REQUIREMENT
The required result is every line of the records that includes "author".

EXERCISE MATERIALS
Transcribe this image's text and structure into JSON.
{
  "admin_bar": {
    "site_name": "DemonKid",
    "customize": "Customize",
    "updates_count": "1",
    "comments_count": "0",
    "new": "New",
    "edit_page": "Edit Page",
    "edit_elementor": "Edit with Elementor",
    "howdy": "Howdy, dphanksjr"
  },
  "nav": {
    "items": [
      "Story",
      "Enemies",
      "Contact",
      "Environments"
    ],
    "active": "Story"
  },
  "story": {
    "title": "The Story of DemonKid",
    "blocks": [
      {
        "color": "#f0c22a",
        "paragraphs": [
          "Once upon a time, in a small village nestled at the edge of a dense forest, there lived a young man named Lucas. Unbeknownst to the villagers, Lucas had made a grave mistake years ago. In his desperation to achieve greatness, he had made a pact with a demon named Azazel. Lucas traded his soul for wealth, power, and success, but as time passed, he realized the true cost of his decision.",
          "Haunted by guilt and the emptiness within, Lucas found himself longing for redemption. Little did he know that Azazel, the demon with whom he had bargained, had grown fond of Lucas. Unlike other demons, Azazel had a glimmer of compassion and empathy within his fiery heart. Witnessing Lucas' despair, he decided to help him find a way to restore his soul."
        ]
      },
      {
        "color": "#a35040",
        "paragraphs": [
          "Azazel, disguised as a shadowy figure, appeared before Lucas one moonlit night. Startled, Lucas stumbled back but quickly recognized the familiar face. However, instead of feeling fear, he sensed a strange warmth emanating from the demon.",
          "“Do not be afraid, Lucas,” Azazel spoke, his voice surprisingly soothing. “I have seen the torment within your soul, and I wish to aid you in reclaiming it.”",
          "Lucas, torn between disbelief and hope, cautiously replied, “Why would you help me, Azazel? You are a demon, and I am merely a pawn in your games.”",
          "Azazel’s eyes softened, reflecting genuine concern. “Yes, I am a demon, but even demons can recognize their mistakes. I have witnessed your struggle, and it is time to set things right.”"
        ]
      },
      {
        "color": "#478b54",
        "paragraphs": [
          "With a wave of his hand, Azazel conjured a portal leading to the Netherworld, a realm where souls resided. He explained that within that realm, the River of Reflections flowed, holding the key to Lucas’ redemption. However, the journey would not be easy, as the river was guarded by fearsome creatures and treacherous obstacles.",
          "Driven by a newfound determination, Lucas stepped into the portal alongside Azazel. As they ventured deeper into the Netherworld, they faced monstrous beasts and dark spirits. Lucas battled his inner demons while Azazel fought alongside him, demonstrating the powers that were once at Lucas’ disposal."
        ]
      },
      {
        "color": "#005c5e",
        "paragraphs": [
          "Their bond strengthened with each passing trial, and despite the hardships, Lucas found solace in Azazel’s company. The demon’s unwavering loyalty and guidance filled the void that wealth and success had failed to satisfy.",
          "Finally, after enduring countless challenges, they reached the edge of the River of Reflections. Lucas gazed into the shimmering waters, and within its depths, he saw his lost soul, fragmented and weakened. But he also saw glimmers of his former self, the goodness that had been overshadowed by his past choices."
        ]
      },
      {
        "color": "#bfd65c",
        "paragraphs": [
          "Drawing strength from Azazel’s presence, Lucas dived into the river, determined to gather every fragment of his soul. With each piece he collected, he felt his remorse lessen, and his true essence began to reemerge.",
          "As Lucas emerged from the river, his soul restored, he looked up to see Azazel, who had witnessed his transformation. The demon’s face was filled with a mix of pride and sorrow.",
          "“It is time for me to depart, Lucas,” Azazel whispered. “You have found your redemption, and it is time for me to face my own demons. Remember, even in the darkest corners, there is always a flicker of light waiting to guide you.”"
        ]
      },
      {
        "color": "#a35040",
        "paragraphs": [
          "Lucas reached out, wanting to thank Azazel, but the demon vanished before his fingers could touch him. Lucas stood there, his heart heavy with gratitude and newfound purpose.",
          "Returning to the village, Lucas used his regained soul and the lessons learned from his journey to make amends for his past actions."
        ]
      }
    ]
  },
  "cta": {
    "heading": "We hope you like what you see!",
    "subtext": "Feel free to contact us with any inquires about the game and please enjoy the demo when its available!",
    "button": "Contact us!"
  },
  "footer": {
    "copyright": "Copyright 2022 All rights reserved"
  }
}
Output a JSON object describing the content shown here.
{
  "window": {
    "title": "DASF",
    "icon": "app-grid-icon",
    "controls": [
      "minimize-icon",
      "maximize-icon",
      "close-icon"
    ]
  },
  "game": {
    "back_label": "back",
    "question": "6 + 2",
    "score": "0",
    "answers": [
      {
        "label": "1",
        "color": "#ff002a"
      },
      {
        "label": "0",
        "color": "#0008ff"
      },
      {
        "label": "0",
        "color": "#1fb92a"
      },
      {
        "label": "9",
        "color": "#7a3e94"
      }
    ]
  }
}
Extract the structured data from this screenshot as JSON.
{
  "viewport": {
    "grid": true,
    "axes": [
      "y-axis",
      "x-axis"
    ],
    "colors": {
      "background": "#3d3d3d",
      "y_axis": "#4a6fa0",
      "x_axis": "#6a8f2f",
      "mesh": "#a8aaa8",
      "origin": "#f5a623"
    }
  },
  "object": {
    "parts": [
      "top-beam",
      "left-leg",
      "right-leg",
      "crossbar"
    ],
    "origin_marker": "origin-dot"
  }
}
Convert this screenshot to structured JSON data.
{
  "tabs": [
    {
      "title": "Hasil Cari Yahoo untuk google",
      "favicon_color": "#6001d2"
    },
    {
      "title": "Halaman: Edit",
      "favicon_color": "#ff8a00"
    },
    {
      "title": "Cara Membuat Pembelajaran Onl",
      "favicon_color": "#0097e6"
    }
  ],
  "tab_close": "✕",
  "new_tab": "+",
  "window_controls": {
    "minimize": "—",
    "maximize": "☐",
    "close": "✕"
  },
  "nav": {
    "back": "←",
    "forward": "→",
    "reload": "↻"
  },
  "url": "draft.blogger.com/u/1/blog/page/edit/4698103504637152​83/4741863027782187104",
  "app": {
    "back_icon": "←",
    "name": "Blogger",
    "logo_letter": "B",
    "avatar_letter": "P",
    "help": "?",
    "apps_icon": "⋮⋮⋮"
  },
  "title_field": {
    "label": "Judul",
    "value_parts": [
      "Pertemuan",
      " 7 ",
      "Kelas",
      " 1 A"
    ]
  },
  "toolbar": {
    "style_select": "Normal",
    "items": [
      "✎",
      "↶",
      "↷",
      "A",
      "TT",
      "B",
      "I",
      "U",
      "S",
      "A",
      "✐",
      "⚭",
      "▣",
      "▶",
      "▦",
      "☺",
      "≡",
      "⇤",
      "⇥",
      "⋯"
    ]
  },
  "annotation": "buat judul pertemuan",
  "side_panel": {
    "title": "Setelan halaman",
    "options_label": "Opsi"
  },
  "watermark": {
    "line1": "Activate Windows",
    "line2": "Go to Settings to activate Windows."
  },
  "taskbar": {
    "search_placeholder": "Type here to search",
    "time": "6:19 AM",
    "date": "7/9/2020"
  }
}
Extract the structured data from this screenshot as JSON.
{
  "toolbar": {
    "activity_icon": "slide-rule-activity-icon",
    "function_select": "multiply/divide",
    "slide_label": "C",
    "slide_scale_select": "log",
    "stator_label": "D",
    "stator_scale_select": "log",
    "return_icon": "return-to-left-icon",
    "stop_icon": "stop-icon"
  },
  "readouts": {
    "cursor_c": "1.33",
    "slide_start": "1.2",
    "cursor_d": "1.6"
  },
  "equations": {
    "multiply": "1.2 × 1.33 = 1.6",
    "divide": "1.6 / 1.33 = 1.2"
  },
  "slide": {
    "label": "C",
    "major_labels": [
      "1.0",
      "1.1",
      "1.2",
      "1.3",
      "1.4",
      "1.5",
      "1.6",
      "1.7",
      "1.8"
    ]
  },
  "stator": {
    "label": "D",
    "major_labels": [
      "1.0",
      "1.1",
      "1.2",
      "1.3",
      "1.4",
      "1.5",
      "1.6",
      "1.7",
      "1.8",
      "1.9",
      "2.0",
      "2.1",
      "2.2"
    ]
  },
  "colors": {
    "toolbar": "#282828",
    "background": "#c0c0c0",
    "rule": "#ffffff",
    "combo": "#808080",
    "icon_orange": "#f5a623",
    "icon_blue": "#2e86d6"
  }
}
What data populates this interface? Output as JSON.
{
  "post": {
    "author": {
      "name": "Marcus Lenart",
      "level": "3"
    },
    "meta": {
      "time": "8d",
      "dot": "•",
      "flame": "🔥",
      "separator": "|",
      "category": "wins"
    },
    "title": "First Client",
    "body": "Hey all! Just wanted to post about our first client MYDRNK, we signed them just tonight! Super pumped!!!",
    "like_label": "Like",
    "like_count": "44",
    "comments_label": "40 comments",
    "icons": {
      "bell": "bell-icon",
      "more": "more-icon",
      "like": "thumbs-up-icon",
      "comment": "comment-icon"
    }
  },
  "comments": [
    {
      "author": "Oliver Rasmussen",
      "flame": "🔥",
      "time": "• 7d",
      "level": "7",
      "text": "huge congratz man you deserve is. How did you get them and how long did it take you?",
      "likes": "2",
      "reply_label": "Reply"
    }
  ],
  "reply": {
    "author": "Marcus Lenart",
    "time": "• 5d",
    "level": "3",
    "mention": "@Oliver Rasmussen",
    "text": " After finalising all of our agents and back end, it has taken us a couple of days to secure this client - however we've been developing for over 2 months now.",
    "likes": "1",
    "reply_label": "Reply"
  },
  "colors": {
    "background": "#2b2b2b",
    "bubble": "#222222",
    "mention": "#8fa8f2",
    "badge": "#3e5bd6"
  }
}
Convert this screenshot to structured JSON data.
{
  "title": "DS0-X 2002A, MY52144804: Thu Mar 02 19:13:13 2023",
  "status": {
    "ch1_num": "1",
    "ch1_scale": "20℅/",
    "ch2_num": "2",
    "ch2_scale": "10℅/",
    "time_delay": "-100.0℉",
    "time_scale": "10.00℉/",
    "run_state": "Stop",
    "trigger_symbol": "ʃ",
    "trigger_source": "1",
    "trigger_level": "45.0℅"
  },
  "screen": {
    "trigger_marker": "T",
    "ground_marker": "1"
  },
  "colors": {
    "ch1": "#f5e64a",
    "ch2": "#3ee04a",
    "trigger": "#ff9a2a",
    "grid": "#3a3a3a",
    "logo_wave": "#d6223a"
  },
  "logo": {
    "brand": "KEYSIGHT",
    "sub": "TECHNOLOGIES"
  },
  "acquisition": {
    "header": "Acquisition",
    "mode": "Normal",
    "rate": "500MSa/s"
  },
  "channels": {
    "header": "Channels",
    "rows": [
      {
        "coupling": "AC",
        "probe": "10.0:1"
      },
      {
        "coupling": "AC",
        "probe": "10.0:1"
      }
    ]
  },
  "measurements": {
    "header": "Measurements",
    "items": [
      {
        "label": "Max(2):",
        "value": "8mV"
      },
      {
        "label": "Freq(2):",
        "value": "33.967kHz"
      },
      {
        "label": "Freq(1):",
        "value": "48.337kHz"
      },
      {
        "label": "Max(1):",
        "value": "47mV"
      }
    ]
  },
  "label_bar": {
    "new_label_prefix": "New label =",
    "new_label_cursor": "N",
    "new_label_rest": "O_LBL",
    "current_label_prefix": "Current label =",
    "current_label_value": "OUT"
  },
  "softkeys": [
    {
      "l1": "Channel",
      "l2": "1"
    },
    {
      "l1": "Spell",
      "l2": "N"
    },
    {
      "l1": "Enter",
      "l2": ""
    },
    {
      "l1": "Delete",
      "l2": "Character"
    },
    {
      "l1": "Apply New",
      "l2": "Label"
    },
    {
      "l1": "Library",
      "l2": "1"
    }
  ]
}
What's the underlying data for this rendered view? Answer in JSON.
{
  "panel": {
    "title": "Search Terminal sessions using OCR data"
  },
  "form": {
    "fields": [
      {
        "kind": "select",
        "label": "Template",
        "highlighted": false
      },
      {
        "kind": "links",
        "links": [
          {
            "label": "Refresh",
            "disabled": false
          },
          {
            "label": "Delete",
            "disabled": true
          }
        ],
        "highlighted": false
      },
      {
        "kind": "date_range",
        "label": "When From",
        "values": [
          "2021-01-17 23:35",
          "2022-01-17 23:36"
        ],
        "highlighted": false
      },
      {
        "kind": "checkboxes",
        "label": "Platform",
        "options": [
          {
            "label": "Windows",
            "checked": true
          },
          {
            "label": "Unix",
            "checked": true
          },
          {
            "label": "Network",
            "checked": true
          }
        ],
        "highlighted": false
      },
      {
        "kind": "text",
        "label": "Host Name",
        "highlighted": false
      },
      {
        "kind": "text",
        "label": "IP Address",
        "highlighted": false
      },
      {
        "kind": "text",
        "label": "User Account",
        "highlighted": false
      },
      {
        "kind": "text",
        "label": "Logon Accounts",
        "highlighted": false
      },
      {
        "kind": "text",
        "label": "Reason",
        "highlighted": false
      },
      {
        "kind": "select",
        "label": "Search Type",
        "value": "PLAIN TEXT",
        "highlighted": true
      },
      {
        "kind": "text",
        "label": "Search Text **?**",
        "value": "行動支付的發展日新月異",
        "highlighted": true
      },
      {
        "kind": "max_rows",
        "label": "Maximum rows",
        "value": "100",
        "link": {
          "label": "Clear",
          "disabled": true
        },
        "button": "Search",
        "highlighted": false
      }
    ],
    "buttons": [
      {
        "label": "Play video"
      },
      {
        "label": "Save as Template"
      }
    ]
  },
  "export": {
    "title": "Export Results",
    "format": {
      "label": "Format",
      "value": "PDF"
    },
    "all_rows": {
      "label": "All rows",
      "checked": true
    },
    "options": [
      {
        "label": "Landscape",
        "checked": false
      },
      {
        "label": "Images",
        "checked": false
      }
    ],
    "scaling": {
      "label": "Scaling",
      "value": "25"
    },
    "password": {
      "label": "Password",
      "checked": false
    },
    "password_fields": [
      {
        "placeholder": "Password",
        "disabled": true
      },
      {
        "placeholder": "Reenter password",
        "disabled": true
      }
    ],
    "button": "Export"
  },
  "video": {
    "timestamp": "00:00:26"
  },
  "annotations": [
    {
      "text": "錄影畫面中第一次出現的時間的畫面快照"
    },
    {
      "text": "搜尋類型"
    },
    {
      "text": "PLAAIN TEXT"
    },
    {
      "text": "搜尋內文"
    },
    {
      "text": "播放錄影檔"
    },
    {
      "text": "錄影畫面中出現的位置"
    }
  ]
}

TASK ANSWER
    "author": {
      "author": "Oliver Rasmussen",
    "author": "Marcus Lenart",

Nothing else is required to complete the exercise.